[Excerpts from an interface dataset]
══════

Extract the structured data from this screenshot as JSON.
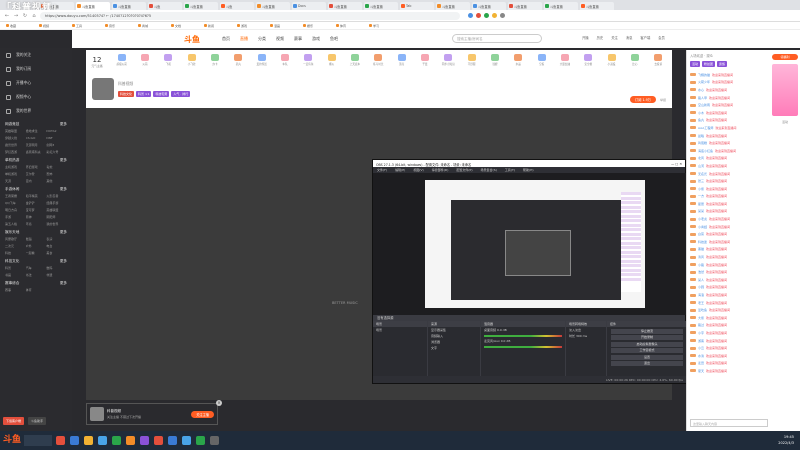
{
  "browser": {
    "overlay_text": "「科普视频」",
    "tabs": [
      "斗鱼直播",
      "斗鱼直播",
      "斗鱼直播",
      "斗鱼",
      "斗鱼直播",
      "斗鱼",
      "斗鱼直播",
      "Docs",
      "斗鱼直播",
      "斗鱼直播",
      "Tab",
      "斗鱼直播",
      "斗鱼直播",
      "斗鱼直播",
      "斗鱼直播",
      "斗鱼直播"
    ],
    "url": "https://www.douyu.com/5140574?   ← /1740?12?0?0?0?4?6?5",
    "bookmarks": [
      "收藏",
      "视频",
      "工具",
      "音乐",
      "商城",
      "文档",
      "新闻",
      "游戏",
      "漫画",
      "娱乐",
      "体育",
      "学习"
    ]
  },
  "sidebar": {
    "items": [
      "我的关注",
      "我的订阅",
      "开播中心",
      "视频中心",
      "我的世界"
    ],
    "sections": [
      {
        "title": "网游竞技",
        "more": "更多",
        "entries": [
          "英雄联盟",
          "绝地求生",
          "DOTA2",
          "穿越火线",
          "CS:GO",
          "DNF",
          "魔兽世界",
          "天涯明月",
          "剑网3",
          "梦幻西游",
          "逃离塔科夫",
          "彩虹六号"
        ]
      },
      {
        "title": "单机热游",
        "more": "更多",
        "entries": [
          "主机游戏",
          "怀旧游戏",
          "毒蛇",
          "单机游戏",
          "艾尔登",
          "恐怖",
          "天涯",
          "室内",
          "其他"
        ]
      },
      {
        "title": "手游休闲",
        "more": "更多",
        "entries": [
          "王者荣耀",
          "和平精英",
          "火影忍者",
          "QQ飞车",
          "金铲铲",
          "经典手游",
          "明日方舟",
          "宝可梦",
          "英雄联盟",
          "手游",
          "原神",
          "阴阳师",
          "第五人格",
          "环境",
          "我的世界"
        ]
      },
      {
        "title": "娱乐天地",
        "more": "更多",
        "entries": [
          "风靡歌厅",
          "舞蹈",
          "表演",
          "二次元",
          "户外",
          "电台",
          "科技",
          "一起看",
          "美食"
        ]
      },
      {
        "title": "科技文化",
        "more": "更多",
        "entries": [
          "科普",
          "汽车",
          "数码",
          "书画",
          "书法",
          "非遗"
        ]
      },
      {
        "title": "赛事综合",
        "more": "更多",
        "entries": [
          "赛事",
          "体育"
        ]
      }
    ],
    "bottom_btn1": "下载客户端",
    "bottom_btn2": "斗鱼助手"
  },
  "sitenav": {
    "logo": "斗鱼",
    "links": [
      "首页",
      "直播",
      "分类",
      "视频",
      "赛事",
      "游戏",
      "鱼吧"
    ],
    "active": "直播",
    "search_placeholder": "搜索主播/房间名",
    "icons": [
      "开播",
      "历史",
      "关注",
      "消息",
      "客户端",
      "会员"
    ]
  },
  "room": {
    "level_num": "12",
    "level_label": "元气主播",
    "gifts": [
      "超级火箭",
      "火箭",
      "飞机",
      "小飞硅",
      "办卡",
      "药丸",
      "爱的传送",
      "车队",
      "一定有鱼",
      "爆火",
      "上天底车",
      "练习时长",
      "漂亮",
      "干渡",
      "同步小知识",
      "不舒服",
      "锦鲤",
      "水晶",
      "空投",
      "大量加油",
      "安全帽",
      "小退役",
      "比心",
      "去投诉"
    ],
    "streamer_name": "科普视频",
    "tags": [
      "科技文化",
      "科普 ×1",
      "科技宅男",
      "人气 · 排行"
    ],
    "subscribe": "订阅 1.9万",
    "report": "举报"
  },
  "video": {
    "caption": "BETTER MUSIC"
  },
  "obs": {
    "title": "OBS 27.1.3 (64-bit, windows) - 配置文件: 未命名 - 场景: 未命名",
    "menu": [
      "文件(F)",
      "编辑(E)",
      "视图(V)",
      "停靠部件(D)",
      "配置文件(P)",
      "场景集合(S)",
      "工具(T)",
      "帮助(H)"
    ],
    "scene_label": "没有选择源",
    "docks": [
      {
        "title": "场景",
        "rows": [
          "场景"
        ]
      },
      {
        "title": "来源",
        "rows": [
          "显示器采集",
          "音频输入",
          "浏览器",
          "文字"
        ]
      },
      {
        "title": "混音器",
        "rows": [
          "桌面音频  0.0 dB",
          "麦克风/Aux  0.0 dB"
        ]
      },
      {
        "title": "场景转场特效",
        "rows": [
          "淡入淡出",
          "时长  300 ms"
        ]
      },
      {
        "title": "控件",
        "buttons": [
          "停止推流",
          "开始录制",
          "启动虚拟摄像头",
          "工作室模式",
          "设置",
          "退出"
        ]
      }
    ],
    "status": "LIVE: 00:00:26   REC: 00:00:00   CPU: 4.6%, 60.00 fps"
  },
  "chat": {
    "header": "入场欢迎 · 观众",
    "tabs": [
      "活动",
      "粉丝团",
      "贵族"
    ],
    "messages": [
      {
        "nick": "飞翔的猫",
        "text": "欢迎来到直播间"
      },
      {
        "nick": "火箭少年",
        "text": "欢迎来到直播间"
      },
      {
        "nick": "水心",
        "text": "欢迎来到直播间"
      },
      {
        "nick": "路人甲",
        "text": "欢迎来到直播间"
      },
      {
        "nick": "空山新雨",
        "text": "欢迎来到直播间"
      },
      {
        "nick": "小木",
        "text": "欢迎来到直播间"
      },
      {
        "nick": "鱼丸",
        "text": "欢迎来到直播间"
      },
      {
        "nick": "AAA工程师",
        "text": "欢迎来到直播间"
      },
      {
        "nick": "晨曦",
        "text": "欢迎来到直播间"
      },
      {
        "nick": "鸡蛋糕",
        "text": "欢迎来到直播间"
      },
      {
        "nick": "海底小红鱼",
        "text": "欢迎来到直播间"
      },
      {
        "nick": "北风",
        "text": "欢迎来到直播间"
      },
      {
        "nick": "山河",
        "text": "欢迎来到直播间"
      },
      {
        "nick": "无名氏",
        "text": "欢迎来到直播间"
      },
      {
        "nick": "张三",
        "text": "欢迎来到直播间"
      },
      {
        "nick": "小熊",
        "text": "欢迎来到直播间"
      },
      {
        "nick": "一方",
        "text": "欢迎来到直播间"
      },
      {
        "nick": "星辰",
        "text": "欢迎来到直播间"
      },
      {
        "nick": "某某",
        "text": "欢迎来到直播间"
      },
      {
        "nick": "小老虎",
        "text": "欢迎来到直播间"
      },
      {
        "nick": "小青蛙",
        "text": "欢迎来到直播间"
      },
      {
        "nick": "白菜",
        "text": "欢迎来到直播间"
      },
      {
        "nick": "科技迷",
        "text": "欢迎来到直播间"
      },
      {
        "nick": "黑猫",
        "text": "欢迎来到直播间"
      },
      {
        "nick": "清风",
        "text": "欢迎来到直播间"
      },
      {
        "nick": "小路",
        "text": "欢迎来到直播间"
      },
      {
        "nick": "浩然",
        "text": "欢迎来到直播间"
      },
      {
        "nick": "某人",
        "text": "欢迎来到直播间"
      },
      {
        "nick": "小圆",
        "text": "欢迎来到直播间"
      },
      {
        "nick": "海浪",
        "text": "欢迎来到直播间"
      },
      {
        "nick": "老王",
        "text": "欢迎来到直播间"
      },
      {
        "nick": "爱吃鱼",
        "text": "欢迎来到直播间"
      },
      {
        "nick": "大熊",
        "text": "欢迎来到直播间"
      },
      {
        "nick": "路过",
        "text": "欢迎来到直播间"
      },
      {
        "nick": "小宇",
        "text": "欢迎来到直播间"
      },
      {
        "nick": "游客",
        "text": "欢迎来到直播间"
      },
      {
        "nick": "小云",
        "text": "欢迎来到直播间"
      },
      {
        "nick": "水滴",
        "text": "欢迎来到直播间"
      },
      {
        "nick": "麦田",
        "text": "欢迎来到直播间"
      },
      {
        "nick": "夏天",
        "text": "欢迎来到直播间"
      }
    ],
    "input_placeholder": "这里输入聊天内容"
  },
  "ad": {
    "button": "领福利",
    "caption": "活动"
  },
  "popup": {
    "name": "科普视频",
    "sub": "关注主播 不错过下次开播",
    "button": "关注主播"
  },
  "taskbar": {
    "start_label": "斗鱼",
    "time": "19:45",
    "date": "2022/4/3",
    "app_colors": [
      "#e34f3c",
      "#3a7bd5",
      "#f2b233",
      "#49a4e8",
      "#2aa54a",
      "#f28c28",
      "#8a52d8",
      "#e34f3c",
      "#3a7bd5",
      "#49a4e8",
      "#2aa54a",
      "#666666"
    ]
  }
}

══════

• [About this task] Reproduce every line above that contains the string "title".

• [Answer area]
        "title": "网游竞技",
        "title": "单机热游",
        "title": "手游休闲",
        "title": "娱乐天地",
        "title": "科技文化",
        "title": "赛事综合",
    "title": "OBS 27.1.3 (64-bit, windows) - 配置文件: 未命名 - 场景: 未命名",
        "title": "场景",
        "title": "来源",
        "title": "混音器",
        "title": "场景转场特效",
        "title": "控件",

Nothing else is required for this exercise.